**What the task asks:**
In the entries below, find the lines that contain the word "value" and copy them.

Stored data

# # # # #

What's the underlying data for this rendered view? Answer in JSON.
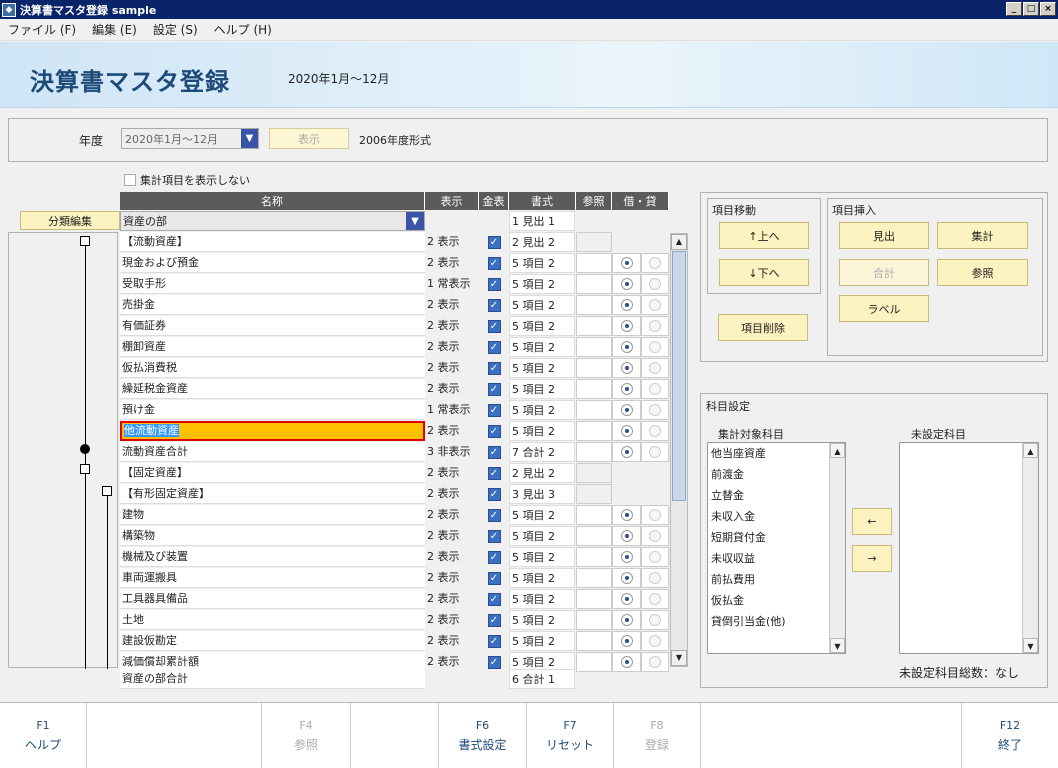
{
  "window": {
    "title": "決算書マスタ登録 sample",
    "btn_min": "_",
    "btn_max": "□",
    "btn_close": "×"
  },
  "menu": [
    {
      "label": "ファイル (F)"
    },
    {
      "label": "編集 (E)"
    },
    {
      "label": "設定 (S)"
    },
    {
      "label": "ヘルプ (H)"
    }
  ],
  "header": {
    "title": "決算書マスタ登録",
    "period": "2020年1月～12月"
  },
  "year": {
    "label": "年度",
    "value": "2020年1月～12月",
    "show_btn": "表示",
    "format": "2006年度形式"
  },
  "hide_sum_label": "集計項目を表示しない",
  "class_edit_btn": "分類編集",
  "grid": {
    "headers": {
      "name": "名称",
      "disp": "表示",
      "kin": "金表",
      "fmt": "書式",
      "ref": "参照",
      "drcr": "借・貸"
    },
    "top_row": {
      "name": "資産の部",
      "fmt": "1 見出 1"
    },
    "rows": [
      {
        "name": "【流動資産】",
        "disp": "2 表示",
        "kin": true,
        "fmt": "2 見出 2",
        "type": "group"
      },
      {
        "name": "現金および預金",
        "disp": "2 表示",
        "kin": true,
        "fmt": "5 項目 2",
        "type": "item"
      },
      {
        "name": "受取手形",
        "disp": "1 常表示",
        "kin": true,
        "fmt": "5 項目 2",
        "type": "item"
      },
      {
        "name": "売掛金",
        "disp": "2 表示",
        "kin": true,
        "fmt": "5 項目 2",
        "type": "item"
      },
      {
        "name": "有価証券",
        "disp": "2 表示",
        "kin": true,
        "fmt": "5 項目 2",
        "type": "item"
      },
      {
        "name": "棚卸資産",
        "disp": "2 表示",
        "kin": true,
        "fmt": "5 項目 2",
        "type": "item"
      },
      {
        "name": "仮払消費税",
        "disp": "2 表示",
        "kin": true,
        "fmt": "5 項目 2",
        "type": "item"
      },
      {
        "name": "繰延税金資産",
        "disp": "2 表示",
        "kin": true,
        "fmt": "5 項目 2",
        "type": "item"
      },
      {
        "name": "預け金",
        "disp": "1 常表示",
        "kin": true,
        "fmt": "5 項目 2",
        "type": "item"
      },
      {
        "name": "他流動資産",
        "disp": "2 表示",
        "kin": true,
        "fmt": "5 項目 2",
        "type": "selected"
      },
      {
        "name": "流動資産合計",
        "disp": "3 非表示",
        "kin": true,
        "fmt": "7 合計 2",
        "type": "item"
      },
      {
        "name": "【固定資産】",
        "disp": "2 表示",
        "kin": true,
        "fmt": "2 見出 2",
        "type": "group"
      },
      {
        "name": "【有形固定資産】",
        "disp": "2 表示",
        "kin": true,
        "fmt": "3 見出 3",
        "type": "group"
      },
      {
        "name": "建物",
        "disp": "2 表示",
        "kin": true,
        "fmt": "5 項目 2",
        "type": "item"
      },
      {
        "name": "構築物",
        "disp": "2 表示",
        "kin": true,
        "fmt": "5 項目 2",
        "type": "item"
      },
      {
        "name": "機械及び装置",
        "disp": "2 表示",
        "kin": true,
        "fmt": "5 項目 2",
        "type": "item"
      },
      {
        "name": "車両運搬具",
        "disp": "2 表示",
        "kin": true,
        "fmt": "5 項目 2",
        "type": "item"
      },
      {
        "name": "工具器具備品",
        "disp": "2 表示",
        "kin": true,
        "fmt": "5 項目 2",
        "type": "item"
      },
      {
        "name": "土地",
        "disp": "2 表示",
        "kin": true,
        "fmt": "5 項目 2",
        "type": "item"
      },
      {
        "name": "建設仮勘定",
        "disp": "2 表示",
        "kin": true,
        "fmt": "5 項目 2",
        "type": "item"
      },
      {
        "name": "減価償却累計額",
        "disp": "2 表示",
        "kin": true,
        "fmt": "5 項目 2",
        "type": "item"
      }
    ],
    "bottom_row": {
      "name": "資産の部合計",
      "fmt": "6 合計 1"
    }
  },
  "move": {
    "title": "項目移動",
    "up": "↑上へ",
    "down": "↓下へ",
    "delete": "項目削除"
  },
  "insert": {
    "title": "項目挿入",
    "heading": "見出",
    "sum": "集計",
    "total": "合計",
    "ref": "参照",
    "label": "ラベル"
  },
  "account": {
    "title": "科目設定",
    "target_title": "集計対象科目",
    "unset_title": "未設定科目",
    "targets": [
      "他当座資産",
      "前渡金",
      "立替金",
      "未収入金",
      "短期貸付金",
      "未収収益",
      "前払費用",
      "仮払金",
      "貸倒引当金(他)"
    ],
    "left_arrow": "←",
    "right_arrow": "→",
    "unset_count": "未設定科目総数：なし"
  },
  "fkeys": [
    {
      "key": "F1",
      "label": "ヘルプ",
      "enabled": true
    },
    {
      "key": "F4",
      "label": "参照",
      "enabled": false
    },
    {
      "key": "F6",
      "label": "書式設定",
      "enabled": true
    },
    {
      "key": "F7",
      "label": "リセット",
      "enabled": true
    },
    {
      "key": "F8",
      "label": "登録",
      "enabled": false
    },
    {
      "key": "F12",
      "label": "終了",
      "enabled": true
    }
  ]
}
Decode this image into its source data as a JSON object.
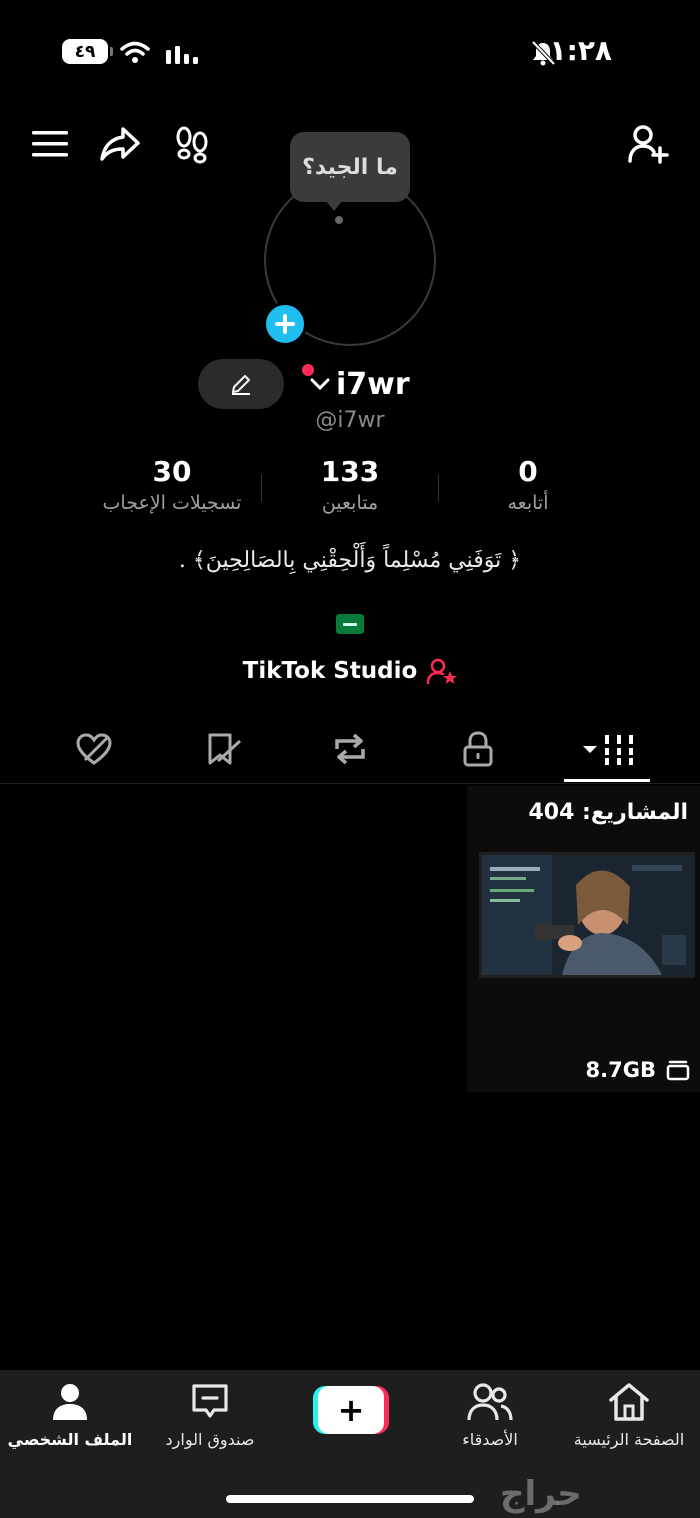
{
  "status_bar": {
    "battery": "٤٩",
    "time": "١:٢٨"
  },
  "tooltip": {
    "text": "ما الجيد؟"
  },
  "profile": {
    "username": "i7wr",
    "handle": "@i7wr",
    "bio": "﴿ تَوَفَنِي مُسْلِماً وَأَلْحِقْنِي بِالصَالِحِينَ﴾ .",
    "studio_label": "TikTok Studio"
  },
  "stats": {
    "likes": {
      "value": "30",
      "label": "تسجيلات الإعجاب"
    },
    "followers": {
      "value": "133",
      "label": "متابعين"
    },
    "following": {
      "value": "0",
      "label": "أتابعه"
    }
  },
  "drafts_card": {
    "title": "المشاريع: 404",
    "size": "8.7GB"
  },
  "bottom_nav": {
    "home": "الصفحة الرئيسية",
    "friends": "الأصدقاء",
    "create": "+",
    "inbox": "صندوق الوارد",
    "profile": "الملف الشخصي"
  },
  "watermark": "حراج",
  "colors": {
    "accent_blue": "#20bdf0",
    "accent_red": "#fe2c55",
    "accent_cyan": "#25f4ee",
    "background": "#000000"
  }
}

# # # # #

**Answer to the problem:**
    "value": "2020年1月～12月",
      "value": "30",
      "value": "133",
      "value": "0",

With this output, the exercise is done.